Today is Blogging Against Disablism Day. And for today, I wanted to write about a sort of ableism (as we call it here in North America) that’s rather subtle and largely unconscious, but no less problematic.
An important concept in social justice circles is the idea of privilege. For those unacquainted with the concept, perhaps the easiest way to describe it is that by being born into a certain group (race, gender, economic class, etc.), you’ve automatically, even unconsciously, been given an advantage in certain matters as a part of that group. This, of course, even applies to disability: if you’re not disabled, you’re automatically granted advantages that many disabled people will have to work for at best, or may never attain at worst.
I’d write about neurotypical privilege here, since that’s the most obvious case that’d be relevant to my own disabilities, but Bev from Square 8 has already created a neurotypical privilege checklist that’s so good, I don’t think I could ever manage to outdo it. (And besides, I contributed a couple items to it myself!)
However, along with Asperger’s syndrome, I also have auditory processing disorder.
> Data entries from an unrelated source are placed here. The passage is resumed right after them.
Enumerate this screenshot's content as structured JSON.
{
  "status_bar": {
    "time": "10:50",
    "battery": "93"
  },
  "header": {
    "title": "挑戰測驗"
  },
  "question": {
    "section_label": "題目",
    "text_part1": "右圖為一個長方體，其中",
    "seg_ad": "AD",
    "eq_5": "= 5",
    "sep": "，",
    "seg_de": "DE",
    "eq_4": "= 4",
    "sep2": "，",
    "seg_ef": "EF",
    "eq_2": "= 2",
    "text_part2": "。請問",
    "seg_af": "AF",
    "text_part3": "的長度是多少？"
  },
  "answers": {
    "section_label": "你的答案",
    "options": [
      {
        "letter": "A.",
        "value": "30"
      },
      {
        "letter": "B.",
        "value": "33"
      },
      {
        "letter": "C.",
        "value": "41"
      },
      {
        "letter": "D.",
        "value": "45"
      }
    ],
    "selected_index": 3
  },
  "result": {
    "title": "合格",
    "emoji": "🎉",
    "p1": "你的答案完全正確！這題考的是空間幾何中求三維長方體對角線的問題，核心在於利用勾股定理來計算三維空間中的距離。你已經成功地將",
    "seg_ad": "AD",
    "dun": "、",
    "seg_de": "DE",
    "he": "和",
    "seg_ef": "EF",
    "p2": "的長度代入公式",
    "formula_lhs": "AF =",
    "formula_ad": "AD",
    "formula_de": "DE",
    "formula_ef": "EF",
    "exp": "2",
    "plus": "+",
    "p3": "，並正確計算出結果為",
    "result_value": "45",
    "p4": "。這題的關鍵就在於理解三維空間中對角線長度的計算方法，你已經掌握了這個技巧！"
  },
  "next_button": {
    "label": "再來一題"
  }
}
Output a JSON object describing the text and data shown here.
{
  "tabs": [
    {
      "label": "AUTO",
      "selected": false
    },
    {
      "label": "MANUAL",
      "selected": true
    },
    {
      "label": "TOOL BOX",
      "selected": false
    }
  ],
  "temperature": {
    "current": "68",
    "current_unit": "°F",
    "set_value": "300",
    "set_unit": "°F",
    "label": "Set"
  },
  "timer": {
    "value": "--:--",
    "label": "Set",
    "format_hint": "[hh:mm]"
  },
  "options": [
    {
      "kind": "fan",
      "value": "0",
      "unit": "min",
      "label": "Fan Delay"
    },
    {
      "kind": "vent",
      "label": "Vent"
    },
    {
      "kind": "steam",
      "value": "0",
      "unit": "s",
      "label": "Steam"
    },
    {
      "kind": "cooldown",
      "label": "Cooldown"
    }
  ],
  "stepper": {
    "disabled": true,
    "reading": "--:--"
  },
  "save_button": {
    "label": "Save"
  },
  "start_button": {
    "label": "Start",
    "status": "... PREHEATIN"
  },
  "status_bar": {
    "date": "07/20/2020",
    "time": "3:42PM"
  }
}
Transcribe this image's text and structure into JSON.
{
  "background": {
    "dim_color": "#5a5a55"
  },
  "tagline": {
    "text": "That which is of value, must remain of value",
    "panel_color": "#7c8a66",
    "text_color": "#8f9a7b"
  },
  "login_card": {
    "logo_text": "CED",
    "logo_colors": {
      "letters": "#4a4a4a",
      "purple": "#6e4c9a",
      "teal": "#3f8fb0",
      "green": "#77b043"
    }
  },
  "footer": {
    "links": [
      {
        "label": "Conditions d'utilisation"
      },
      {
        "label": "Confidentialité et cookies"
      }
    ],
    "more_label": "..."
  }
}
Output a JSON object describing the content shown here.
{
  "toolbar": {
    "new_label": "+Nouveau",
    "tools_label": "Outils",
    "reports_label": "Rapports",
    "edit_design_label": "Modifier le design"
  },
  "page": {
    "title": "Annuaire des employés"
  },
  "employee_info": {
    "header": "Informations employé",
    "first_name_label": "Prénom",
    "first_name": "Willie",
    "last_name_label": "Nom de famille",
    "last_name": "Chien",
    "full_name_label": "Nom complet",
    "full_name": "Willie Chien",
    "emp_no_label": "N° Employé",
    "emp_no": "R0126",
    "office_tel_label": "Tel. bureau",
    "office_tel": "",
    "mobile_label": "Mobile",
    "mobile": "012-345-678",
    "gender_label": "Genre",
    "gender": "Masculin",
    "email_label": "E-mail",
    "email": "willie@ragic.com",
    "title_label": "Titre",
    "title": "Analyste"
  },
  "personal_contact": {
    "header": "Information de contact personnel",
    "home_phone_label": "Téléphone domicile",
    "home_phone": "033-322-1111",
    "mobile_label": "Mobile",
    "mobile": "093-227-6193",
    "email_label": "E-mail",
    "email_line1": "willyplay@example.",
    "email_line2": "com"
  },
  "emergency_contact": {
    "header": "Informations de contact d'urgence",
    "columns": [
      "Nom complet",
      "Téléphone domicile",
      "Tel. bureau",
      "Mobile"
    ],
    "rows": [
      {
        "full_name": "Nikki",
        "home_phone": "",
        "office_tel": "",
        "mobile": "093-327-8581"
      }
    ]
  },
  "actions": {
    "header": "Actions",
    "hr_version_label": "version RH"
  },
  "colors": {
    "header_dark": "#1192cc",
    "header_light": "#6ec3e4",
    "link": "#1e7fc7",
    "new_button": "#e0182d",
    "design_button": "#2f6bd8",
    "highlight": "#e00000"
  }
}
It affects pretty much every act of spoken communication I participate in, so it’s not something that can be easily ignored. And I’ve noticed that many people don’t even consider how certain activities can be discriminatory to those of us with abnormal hearing or auditory processing.
I wish I could provide an outright hearing privilege checklist, but that’d be problematic given that I have at least some privilege in that respect myself. My hearing itself is OK; I’m overly sensitive to noises, and I have perfect pitch that’s a blessing for solving the Selenitic Age in Myst but a curse when I’m asked to play on a piano that’s horribly out of tune. At the same time, because of my auditory processing disorder, I do share many of the same difficulties understanding speech that someone who’s deaf or hard of hearing would have. Nonetheless, it’d be best to refer to this as an auditory processing privilege checklist, not a hearing one.
So, without further ado:
The Normal Auditory Processing Privilege Checklist
- I can watch first-run movies in any theater and still understand a majority of the dialogue without having to attend a specially scheduled screening with subtitles.
- I can watch movies on streaming services and comprehend the dialogue with the same ease that I could with a DVD rental.
- TV shows are equally accessible to me whether I record from TV or watch them online. I could drop my cable TV subscription without losing access to those shows.
- I can easily carry on conversations with several other people in a bar or restaurant, no matter how noisy the place is.
- I can easily understand what people say to me on the phone, and do not have to frequently ask for repetition.
- If I want a smartphone data plan, the minimum required voice plan of 300–400 minutes that must accompany it is not overkill.
- I can decipher the lyrics for most songs without having to look them up.
- Rock concerts are at a perfectly reasonable level; I don’t need to stand at the back or remember to bring earplugs.
- I can understand messages broadcast over PA systems without a lot of difficulty.
- Lectures are just as easy for me to comprehend without visual feedback such as PowerPoint as they are with visual feedback.
You’ve likely never thought about how many of these experiences aren’t universal, or how these situations might be discriminatory— and that’s precisely the point of this. I see so many posts, for instance, talking about eliminating cable subscriptions and going to online TV viewing; yet most of the cable-only shows I’m interested in, if they are available online in the first place, aren’t captioned in any form.
And that’s just the start. Can anyone think of any other examples of privilege experienced by those without auditory processing disorder? I’m totally open to suggestions; feel free to leave them in the comments!